It follows therefore that to stem the tide of terrorism, firm actions from a strong and united government and people are needed. In India, however, for one the law takes too long a time – as in the case of Ajmal Kasab who participated in the 26/11 attack on the Taj Hotel in Mumbai; and secondly, after that attack there has been an inordinate hassling about setting up a National Counter Terrorism Centre, a single and effective point of control for all counter-terrorism measures. That attack had betrayed gaping holes in India’s intelligence network with respect to the collection and coordination of intelligence and action between various agencies of the State and Union governments. The Union Home Minister Shivraj Patil resigned and he was replaced by the Finance Minister P. Chidambaram, who stated that one of his first tasks was to establish a strong federal counter-terror agency that could co-ordinate with the states effectively by integrating intelligence inputs from them. The NCTC was mooted as that essential apex body.

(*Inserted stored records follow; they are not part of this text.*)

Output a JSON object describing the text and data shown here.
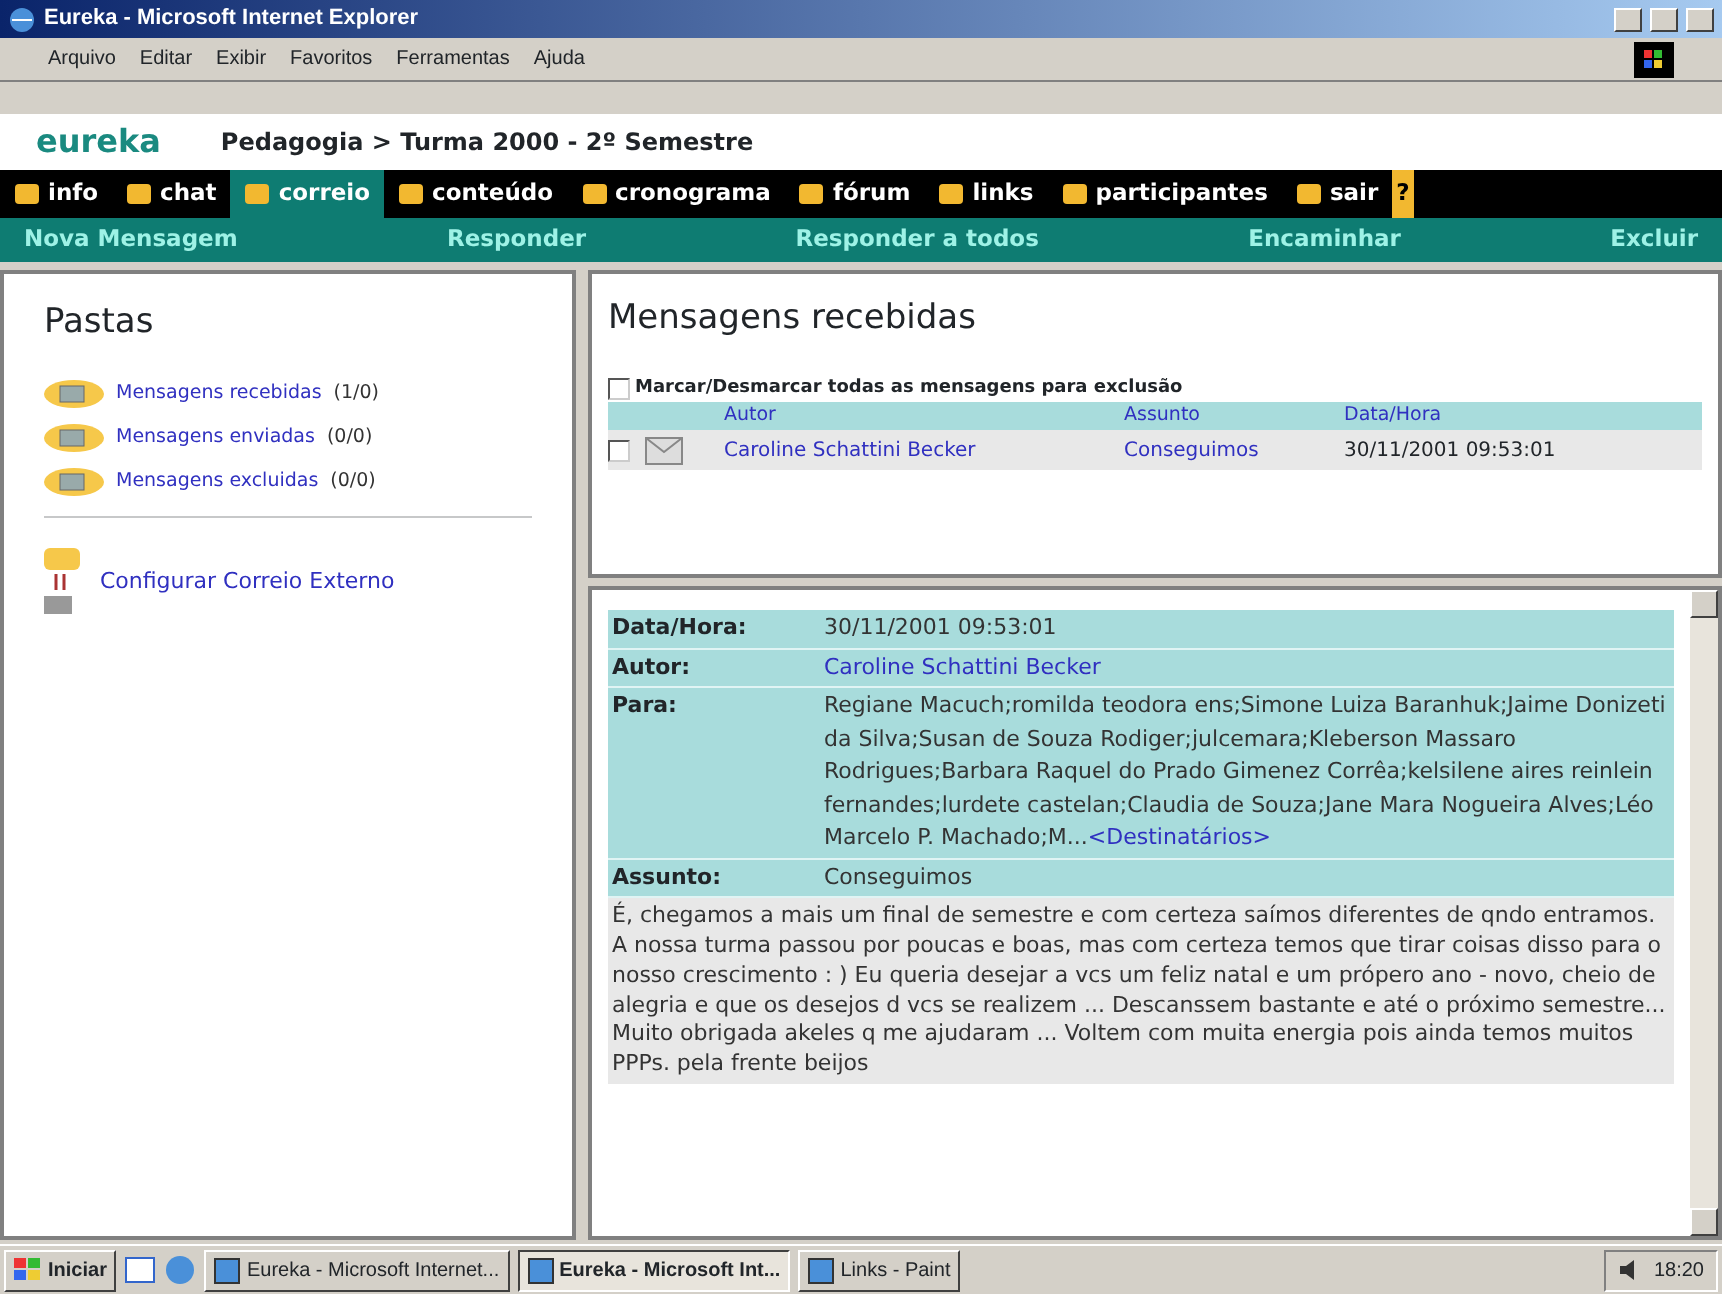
{
  "window": {
    "title": "Eureka - Microsoft Internet Explorer"
  },
  "menu": [
    "Arquivo",
    "Editar",
    "Exibir",
    "Favoritos",
    "Ferramentas",
    "Ajuda"
  ],
  "header": {
    "logo": "eureka",
    "breadcrumb": "Pedagogia > Turma 2000 - 2º Semestre"
  },
  "nav": [
    {
      "label": "info",
      "selected": false
    },
    {
      "label": "chat",
      "selected": false
    },
    {
      "label": "correio",
      "selected": true
    },
    {
      "label": "conteúdo",
      "selected": false
    },
    {
      "label": "cronograma",
      "selected": false
    },
    {
      "label": "fórum",
      "selected": false
    },
    {
      "label": "links",
      "selected": false
    },
    {
      "label": "participantes",
      "selected": false
    },
    {
      "label": "sair",
      "selected": false
    }
  ],
  "help": "?",
  "actions": [
    "Nova Mensagem",
    "Responder",
    "Responder a todos",
    "Encaminhar",
    "Excluir"
  ],
  "sidebar": {
    "title": "Pastas",
    "folders": [
      {
        "name": "Mensagens recebidas",
        "count": "(1/0)"
      },
      {
        "name": "Mensagens enviadas",
        "count": "(0/0)"
      },
      {
        "name": "Mensagens excluidas",
        "count": "(0/0)"
      }
    ],
    "external": "Configurar Correio Externo"
  },
  "inbox": {
    "title": "Mensagens recebidas",
    "select_all": {
      "label": "Marcar/Desmarcar todas as mensagens para exclusão",
      "checked": false
    },
    "columns": [
      "Autor",
      "Assunto",
      "Data/Hora"
    ],
    "rows": [
      {
        "checked": false,
        "author": "Caroline Schattini Becker",
        "subject": "Conseguimos",
        "date": "30/11/2001 09:53:01"
      }
    ]
  },
  "message": {
    "fields": [
      {
        "label": "Data/Hora:",
        "value": "30/11/2001 09:53:01",
        "kind": "text"
      },
      {
        "label": "Autor:",
        "value": "Caroline Schattini Becker",
        "kind": "link"
      },
      {
        "label": "Para:",
        "value": "Regiane Macuch;romilda teodora ens;Simone Luiza Baranhuk;Jaime Donizeti da Silva;Susan de Souza Rodiger;julcemara;Kleberson Massaro Rodrigues;Barbara Raquel do Prado Gimenez Corrêa;kelsilene aires reinlein fernandes;lurdete castelan;Claudia de Souza;Jane Mara Nogueira Alves;Léo Marcelo P. Machado;M...",
        "link": "<Destinatários>",
        "kind": "recipients"
      },
      {
        "label": "Assunto:",
        "value": "Conseguimos",
        "kind": "text"
      }
    ],
    "body": "É, chegamos a mais um final de semestre e com certeza saímos diferentes de qndo entramos. A nossa turma passou por poucas e boas, mas com certeza temos que tirar coisas disso para o nosso crescimento : ) Eu queria desejar a vcs um feliz natal e um própero ano - novo, cheio de alegria e que os desejos d vcs se realizem ... Descanssem bastante e até o próximo semestre... Muito obrigada akeles q me ajudaram ... Voltem com muita energia pois ainda temos muitos PPPs. pela frente beijos"
  },
  "taskbar": {
    "start": "Iniciar",
    "tasks": [
      {
        "label": "Eureka - Microsoft Internet...",
        "selected": false
      },
      {
        "label": "Eureka - Microsoft Int...",
        "selected": true
      },
      {
        "label": "Links - Paint",
        "selected": false
      }
    ],
    "clock": "18:20"
  }
}
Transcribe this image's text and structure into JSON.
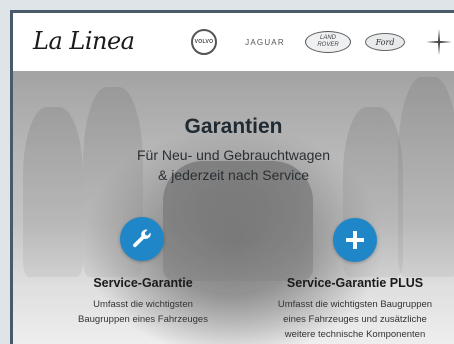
{
  "header": {
    "logo_text": "La Linea",
    "brands": {
      "volvo": "VOLVO",
      "jaguar": "JAGUAR",
      "landrover_line1": "LAND",
      "landrover_line2": "ROVER",
      "ford": "Ford"
    }
  },
  "hero": {
    "title": "Garantien",
    "subtitle_line1": "Für Neu- und Gebrauchtwagen",
    "subtitle_line2": "& jederzeit nach Service"
  },
  "features": [
    {
      "title": "Service-Garantie",
      "desc_line1": "Umfasst die wichtigsten",
      "desc_line2": "Baugruppen eines Fahrzeuges",
      "icon": "wrench-icon"
    },
    {
      "title": "Service-Garantie PLUS",
      "desc_line1": "Umfasst die wichtigsten Baugruppen",
      "desc_line2": "eines Fahrzeuges und zusätzliche",
      "desc_line3": "weitere technische Komponenten",
      "icon": "plus-icon"
    }
  ],
  "colors": {
    "accent": "#1f86c8",
    "frame": "#4a5a6a"
  }
}
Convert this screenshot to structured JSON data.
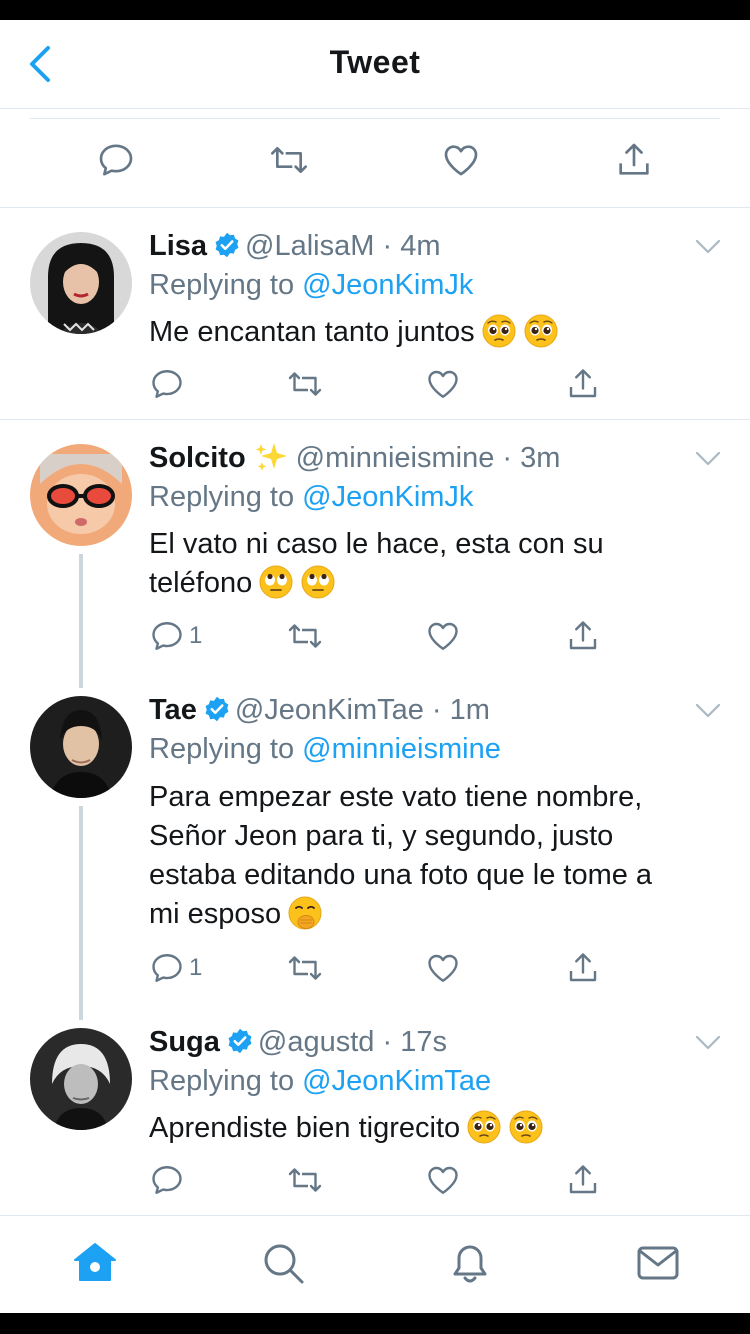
{
  "header": {
    "title": "Tweet"
  },
  "colors": {
    "accent": "#1da1f2",
    "muted": "#657786",
    "divider": "#e1e8ed"
  },
  "main_actions": [
    "reply-icon",
    "retweet-icon",
    "like-icon",
    "share-icon"
  ],
  "replies": [
    {
      "name": "Lisa",
      "verified": true,
      "handle": "@LalisaM",
      "time": "4m",
      "replying_label": "Replying to",
      "replying_to": "@JeonKimJk",
      "text": "Me encantan tanto juntos",
      "emoji": [
        "pleading-face",
        "pleading-face"
      ],
      "reply_count": ""
    },
    {
      "name": "Solcito",
      "sparkles": "✨",
      "handle": "@minnieismine",
      "time": "3m",
      "replying_label": "Replying to",
      "replying_to": "@JeonKimJk",
      "text_line1": "El vato ni caso le hace, esta con su",
      "text_line2": "teléfono",
      "emoji": [
        "rolling-eyes",
        "rolling-eyes"
      ],
      "reply_count": "1"
    },
    {
      "name": "Tae",
      "verified": true,
      "handle": "@JeonKimTae",
      "time": "1m",
      "replying_label": "Replying to",
      "replying_to": "@minnieismine",
      "text_line1": "Para empezar este vato tiene nombre,",
      "text_line2": "Señor Jeon para ti, y segundo, justo",
      "text_line3": "estaba editando una foto que le tome a",
      "text_line4": "mi esposo",
      "emoji": [
        "face-with-hand-over-mouth"
      ],
      "reply_count": "1"
    },
    {
      "name": "Suga",
      "verified": true,
      "handle": "@agustd",
      "time": "17s",
      "replying_label": "Replying to",
      "replying_to": "@JeonKimTae",
      "text": "Aprendiste bien tigrecito",
      "emoji": [
        "pleading-face",
        "pleading-face"
      ],
      "reply_count": ""
    }
  ],
  "tabs": [
    "home-icon",
    "search-icon",
    "notifications-icon",
    "messages-icon"
  ]
}
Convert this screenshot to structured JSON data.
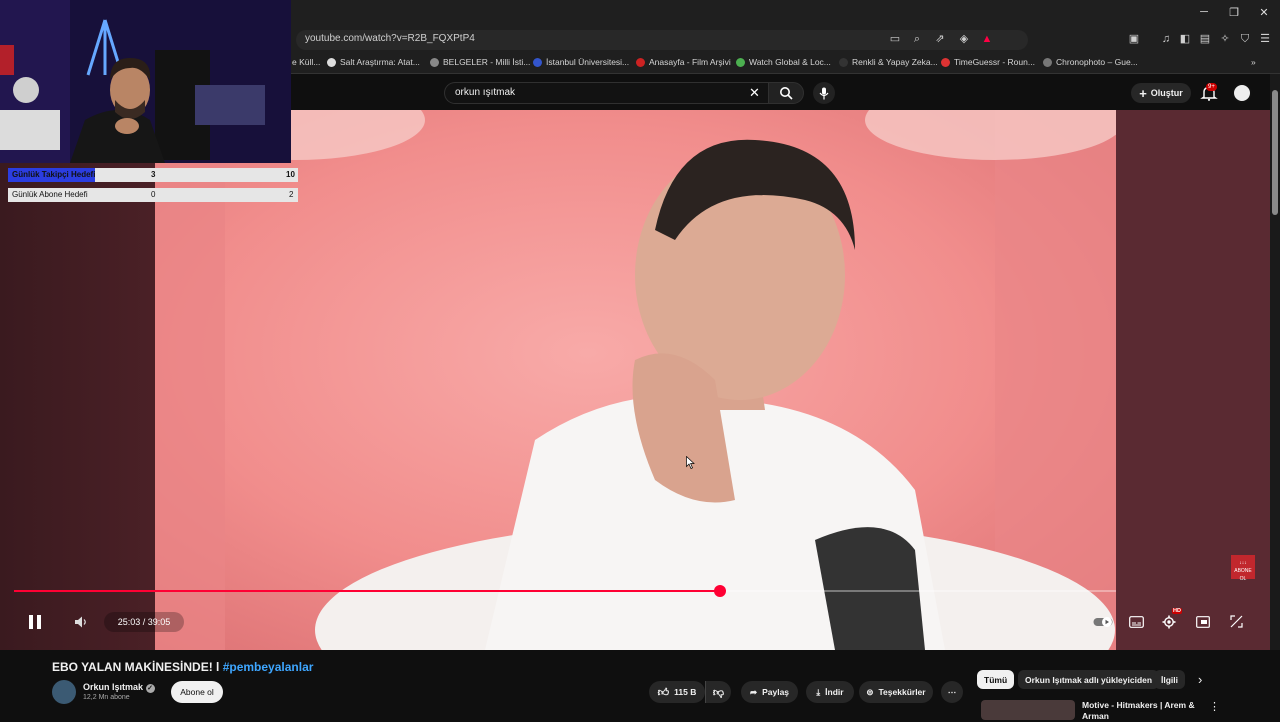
{
  "browser": {
    "url": "youtube.com/watch?v=R2B_FQXPtP4",
    "bookmarks": [
      "e Küll...",
      "Salt Araştırma: Atat...",
      "BELGELER - Milli İsti...",
      "İstanbul Üniversitesi...",
      "Anasayfa - Film Arşivi",
      "Watch Global & Loc...",
      "Renkli & Yapay Zeka...",
      "TimeGuessr - Roun...",
      "Chronophoto – Gue..."
    ]
  },
  "header": {
    "search_value": "orkun ışıtmak",
    "create_label": "Oluştur",
    "notification_badge": "9+"
  },
  "stream_overlay": {
    "goals": [
      {
        "label": "Günlük Takipçi Hedefi",
        "current": "3",
        "target": "10",
        "progress": 0.3
      },
      {
        "label": "Günlük Abone Hedefi",
        "current": "0",
        "target": "2",
        "progress": 0
      }
    ]
  },
  "player": {
    "time_display": "25:03 / 39:05",
    "progress": 0.641,
    "hd_badge": "HD",
    "watermark_text": "ABONE OL"
  },
  "video": {
    "title": "EBO YALAN MAKİNESİNDE! l",
    "hashtag": "#pembeyalanlar",
    "channel_name": "Orkun Işıtmak",
    "subscribers": "12,2 Mn abone",
    "subscribe_label": "Abone ol",
    "likes": "115 B",
    "share_label": "Paylaş",
    "download_label": "İndir",
    "thanks_label": "Teşekkürler"
  },
  "related_chips": [
    "Tümü",
    "Orkun Işıtmak adlı yükleyiciden",
    "İlgili"
  ],
  "recommendation": {
    "title": "Motive - Hitmakers | Arem & Arman"
  },
  "colors": {
    "accent": "#ff0033",
    "link": "#3ea6ff",
    "background": "#0f0f0f"
  }
}
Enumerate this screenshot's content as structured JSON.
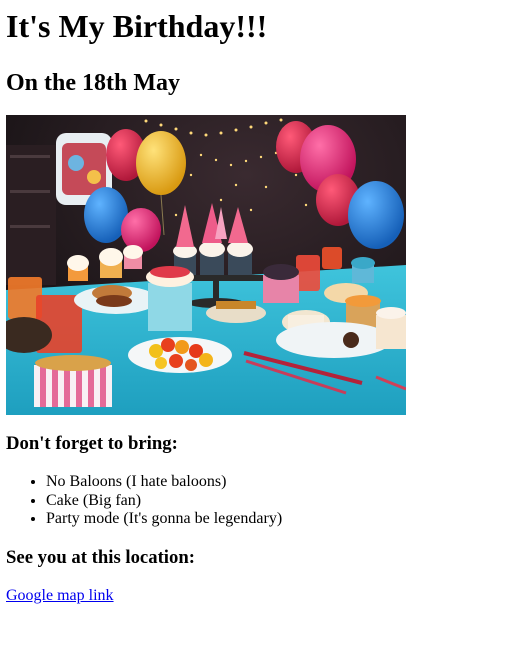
{
  "page": {
    "title": "It's My Birthday!!!",
    "date_heading": "On the 18th May",
    "bring_heading": "Don't forget to bring:",
    "bring_items": [
      "No Baloons (I hate baloons)",
      "Cake (Big fan)",
      "Party mode (It's gonna be legendary)"
    ],
    "location_heading": "See you at this location:",
    "map_link": "Google map link"
  },
  "colors": {
    "link": "#0000ee",
    "tablecloth": "#29b5cf",
    "backdrop": "#1e1418"
  }
}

It is still to see the light of day. Analysts lament the absence of an Anti-Patriotic Act, which would strengthen the hands of the Central Government in dealing with terrorist matters. There have been strong criticisms too of the government’s interference in the functioning of the Central Bureau of Investigation and the Intelligence Bureau, and the Supreme Court of India came down heavily on the government on this issue recently.
Nevertheless, in the past couple of weeks the dedicated officers of the various agencies have been able to make some spectacular arrests of terrorists who were on the run and who were closely linked to the ISI of Pakistan. The role of the National Intelligence Agency in coordinating the arrest has been extremely significant. Now imagine how much better would the control of the situation have been, as in the case of prompt and strong action taken by the US to beef up its resistance machine to potential acts of terrorism, if the NCTC of India came into being and became operational, and the much-needed, updated judicial and legal structures and infrastructures were promptly put in place by the State?
The sooner the better it will be for India towards developing that much needed strong response of the state to terrorism. Otherwise the risk is that India would continue being seen as a weak and vulnerable state (vide Zakaria’s remark above), incapable of taking strong decisions and actions to preserve its territorial integrity and protect its people. Surely neither the government nor the Indian people want that.
* Published in print edition on 30 August 2013